This is What the ISS Would Look Like if It Flew at Airplane Altitude

The International Space Station (ISS) has been the vantage point for some of humanity’s great photos, despite traveling at a tremendous speed.

The ISS takes just 90 minutes to orbit the Earth at an altitude of 250 miles traveling at 4.76 miles per second (or 7.66 kilometers per second). Now a YouTuber has simulated what it would look like if the ISS was orbiting Earth at an airplane altitude of 10,000 feet rather than spacecraft orbit altitude. Just for reference, smaller airplanes like the Cessna 172 have a maximum altitude of around 14,000 feet while airliners have a cruising altitude of between 33,000 and 42,000 feet.

In the above video, Benjamin Granville used Microsoft Flight Simulator to simulate the ISS zooming across the Earth’s surface, and if the viewer blinks they will miss the spacecraft. When traveling onboard, the ISS clears New York City in roughly three seconds.

“I always thought about things like this like what speeds of planes and satellites would be like when put into perspective at ground level,” writes one user.

Photographing From Aboard the ISS

Traveling at such a low altitude would make photographing the ground from the ISS incredibly difficult. But, even at 250 miles above Earth, it is still not straightforward to capture stunning photos that the public has become accustomed to.

European Space Agency (ESA) astronaut Samantha Cristoforetti photographs the Earth through a window in the Cupola on the International Space Station on February 3rd, 2015.

In 2021, astronaut Thomas Pesquet who has shared numerous beautiful photos of Earth from the ISS, expressed how it’s not as simple as hanging out in the space station’s cupola.

“Good planning for a picture is half the job, and for us it starts with our navigation software,” Pesquet said. “It allows us to catalogue our targets (although I prepared many in advance before I left Earth).”

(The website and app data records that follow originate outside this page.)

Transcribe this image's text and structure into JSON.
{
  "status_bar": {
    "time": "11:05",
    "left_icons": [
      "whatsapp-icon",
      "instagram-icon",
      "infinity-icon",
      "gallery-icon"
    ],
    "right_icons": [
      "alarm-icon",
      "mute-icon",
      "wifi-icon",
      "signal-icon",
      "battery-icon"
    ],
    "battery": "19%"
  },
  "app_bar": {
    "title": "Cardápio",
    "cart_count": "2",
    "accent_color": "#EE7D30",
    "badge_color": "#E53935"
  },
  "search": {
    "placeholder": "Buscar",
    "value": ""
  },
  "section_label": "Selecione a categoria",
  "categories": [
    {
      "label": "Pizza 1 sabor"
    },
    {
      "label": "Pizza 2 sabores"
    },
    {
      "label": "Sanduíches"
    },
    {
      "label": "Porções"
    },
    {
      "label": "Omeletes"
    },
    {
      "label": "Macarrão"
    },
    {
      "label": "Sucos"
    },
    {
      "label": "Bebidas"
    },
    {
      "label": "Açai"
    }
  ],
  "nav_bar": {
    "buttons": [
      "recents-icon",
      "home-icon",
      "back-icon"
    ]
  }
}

Pesquet says that the software he and the other astronauts have access to shows them where it is day and night on Earth and also provides them with cloud cover predictions. But most importantly, he says, it shows future orbits.

“Many people think that we can take a picture of a specific place on Earth on command, but it is much harder than that. First of all our orbits mean we only fly over specific areas periodically. Secondly, even if we do fly over an area of interest it might be during nighttime so there will be nothing to see unless it is a city with bright streetlights. The lighting in the morning or evening is generally not good enough either (this is why some of the pictures have more pastel colors). Then there are clouds that can get in the way,” he explains.

“Lastly, and not the least, often we pass over areas… when we are working. We cannot drop everything we are doing at 14:35 for example just because we really want to take a picture of a city or a mountain or other marvel of Earth.”

Today it’s been announced that the ISS will receive a state-of-the-art, high-resolution camera system to help shape plans for a new, ultra-high-resolution camera system that is currently in development.